Fresh milk is generally considered unsuitable for export due to its short shelf life and almost all fresh milk is processed to make cheese, or dehydrated to make milk powder. However during 2014, a number of companies airfreighted the product to Asian markets for a premium price. Dairy co-operative Norco began exporting commercial quantities of fresh milk to China by air in May 2014 and within six months was delivering 30,000 liters a week, aiming to increase to 80,000 liters a week under a new distribution agreement. Norco has forecast that deliveries could grow to 20 million liters a year.
Previously, fresh milk exports to China had been deterred by lengthy testing and quarantine procedures, resulting in an export lead time of 14 to 21 days – which is longer than the standard shelf life of fresh milk. Following changes to Chinese import clearance procedures; Norco can now export milk from farms in Australia to the supermarket shelf in China in eight days. As at September 2014, one liter of Norco’s fresh milk was retailing for A$9 in China. Other Australian dairy companies are also examining fresh milk exports to China.
Over 40 per cent of Australian butter production is exported. Export volumes are expected to fall to 47,000 tonnes in 2015 in response to the Russian import embargo and declining domestic demand.
Around half of Australian cheese production is exported. Export volumes are likely to fall to 148,000 metric tonnes in 2015.
Around three quarters of Australian milk powder is exported. Skim milk powder (SKM) exports are expected to reach 150,000 tonnes in 2015, while whole milk powder (WMP) exports are forecast at around 100,000 tonnes. Exported milk powder is used in overseas markets where fresh milk supplies are not readily available, due to either limited local production, or restricted access to cold storage facilities. Milk powder has a variety of uses, such as in bakery products, confectionery and milk chocolates, processed meats, ready-to-cook meals, baby foods, ice-cream, yogurt, health foods and reduced-fat milks. Industrial grade milk powder is used for animal fodder.
Live Dairy Cattle Exports

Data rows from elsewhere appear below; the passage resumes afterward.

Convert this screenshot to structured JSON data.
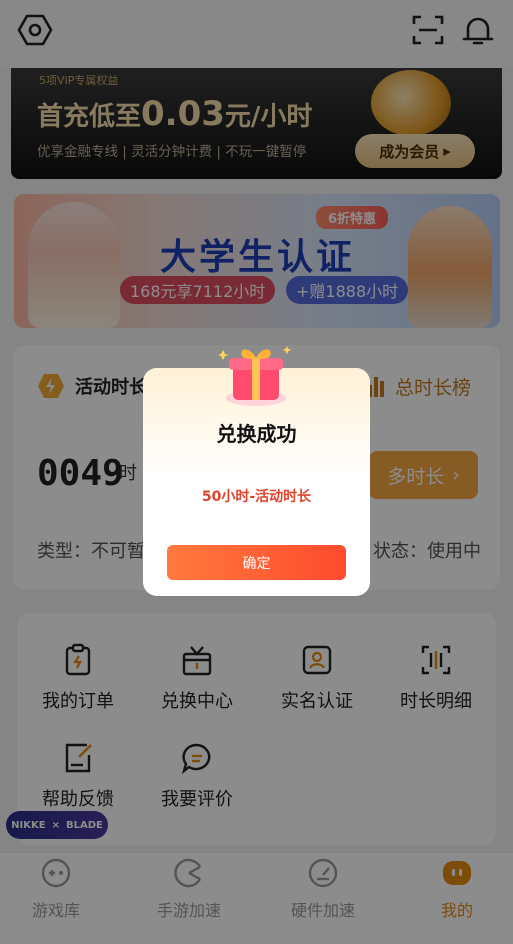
{
  "topbar": {
    "icons": [
      "settings-hex-icon",
      "scan-icon",
      "bell-icon"
    ]
  },
  "vip_banner": {
    "tagline": "5项VIP专属权益",
    "headline_prefix": "首充低至",
    "headline_price": "0.03",
    "headline_suffix": "元/小时",
    "perks": "优享金融专线 | 灵活分钟计费 | 不玩一键暂停",
    "button_label": "成为会员",
    "button_arrow": "▸"
  },
  "student_banner": {
    "discount_tag": "6折特惠",
    "title": "大学生认证",
    "price_text": "168元享7112小时",
    "bonus_text": "+赠1888小时"
  },
  "activity_card": {
    "label": "活动时长",
    "rank_label": "总时长榜",
    "hours": "0049",
    "hours_unit": "时",
    "more_button": "多时长",
    "more_arrow": "›",
    "type_text": "类型：不可暂停",
    "state_text": "状态：使用中"
  },
  "menu": {
    "items": [
      {
        "label": "我的订单",
        "icon": "order-icon"
      },
      {
        "label": "兑换中心",
        "icon": "gift-box-icon"
      },
      {
        "label": "实名认证",
        "icon": "id-card-icon"
      },
      {
        "label": "时长明细",
        "icon": "time-detail-icon"
      },
      {
        "label": "帮助反馈",
        "icon": "feedback-icon"
      },
      {
        "label": "我要评价",
        "icon": "comment-icon"
      }
    ]
  },
  "promo_badge": {
    "left": "NIKKE",
    "sep": "×",
    "right": "BLADE"
  },
  "tabbar": {
    "tabs": [
      {
        "label": "游戏库",
        "icon": "gamepad-icon",
        "active": false
      },
      {
        "label": "手游加速",
        "icon": "pacman-icon",
        "active": false
      },
      {
        "label": "硬件加速",
        "icon": "speedometer-icon",
        "active": false
      },
      {
        "label": "我的",
        "icon": "profile-icon",
        "active": true
      }
    ]
  },
  "dialog": {
    "title": "兑换成功",
    "reward": "50小时-活动时长",
    "confirm_label": "确定"
  },
  "colors": {
    "accent_orange": "#f4a742",
    "dialog_button": "#ff4a2f",
    "reward_red": "#e0442c",
    "active_tab": "#e38a12"
  }
}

Australian dairy cattle exports to China increased by 33 per cent to 80,000 head in 2014 and this market represents over 80 per cent of total live dairy cattle exports. Pakistan and Russia are other markets for dairy cattle exports and live dairy cattle exports were excluded from the import embargo announced by Russia in the second half of 2014.
Imports of Dairy Products
Australia’s most significant dairy imports are cheese (75,000 tonnes or 25% of domestic cheese consumption), milk powders and butter (each about 20,000 tonnes or 20%). Around half of Australia’s total dairy imports are from New Zealand. Imports from the European Union are typically specialty cheeses including parmesan and feta, while those from New Zealand and the United States are mainly cheddar cheese. US exports of mozzarella cheese have also been increasing for the pizza industry.
In general, Australian restrictions on dairy product imports are low, but barriers remain on some products. There is a 4 per cent tariff on imports of dairy spreads, including butter and butter blends (excluding those from developing countries), while duties and quotas apply to a range of cheese and curd products, generally of $1.22 per kilogram for imports outside the quota range.
Food Standards Australia New Zealand (FSANZ) recently found that food standards for raw milk cheese are unequal between foreign and domestic cheese makers. While several imported raw milk cheeses are permitted in the Food Standards Code, domestic production of raw cheese is not. In 2014, FSANZ therefore proposed a number of changes to food standards that would allow for the safe production of some raw milk cheese domestically